Aim of the exercise
Gather the lines below that include the string "label", copying each in full.

Source records

===============

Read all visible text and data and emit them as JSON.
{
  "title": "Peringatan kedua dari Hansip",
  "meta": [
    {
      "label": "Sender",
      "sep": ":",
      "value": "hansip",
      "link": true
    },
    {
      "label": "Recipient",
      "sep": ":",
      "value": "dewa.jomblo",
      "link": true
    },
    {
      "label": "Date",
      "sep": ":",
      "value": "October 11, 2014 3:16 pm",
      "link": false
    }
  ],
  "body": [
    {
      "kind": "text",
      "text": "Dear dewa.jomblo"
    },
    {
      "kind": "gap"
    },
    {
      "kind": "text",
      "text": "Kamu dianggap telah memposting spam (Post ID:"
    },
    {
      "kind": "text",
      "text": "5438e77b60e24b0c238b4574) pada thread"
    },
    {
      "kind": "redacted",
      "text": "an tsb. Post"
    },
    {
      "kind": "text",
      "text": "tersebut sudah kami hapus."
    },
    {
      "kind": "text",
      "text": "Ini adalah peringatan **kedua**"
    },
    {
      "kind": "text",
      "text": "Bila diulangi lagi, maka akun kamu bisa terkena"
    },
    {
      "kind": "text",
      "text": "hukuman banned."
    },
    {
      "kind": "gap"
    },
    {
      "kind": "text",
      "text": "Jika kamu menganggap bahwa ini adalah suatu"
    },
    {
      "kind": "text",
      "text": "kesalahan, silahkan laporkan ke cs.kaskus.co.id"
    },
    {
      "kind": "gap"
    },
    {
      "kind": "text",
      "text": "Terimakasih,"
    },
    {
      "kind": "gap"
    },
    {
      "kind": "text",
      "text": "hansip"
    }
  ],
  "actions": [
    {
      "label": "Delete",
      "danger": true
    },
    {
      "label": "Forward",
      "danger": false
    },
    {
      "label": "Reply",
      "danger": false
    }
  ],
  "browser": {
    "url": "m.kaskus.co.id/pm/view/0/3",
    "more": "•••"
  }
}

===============

Task solution
      "label": "Sender",
      "label": "Recipient",
      "label": "Date",
      "label": "Delete",
      "label": "Forward",
      "label": "Reply",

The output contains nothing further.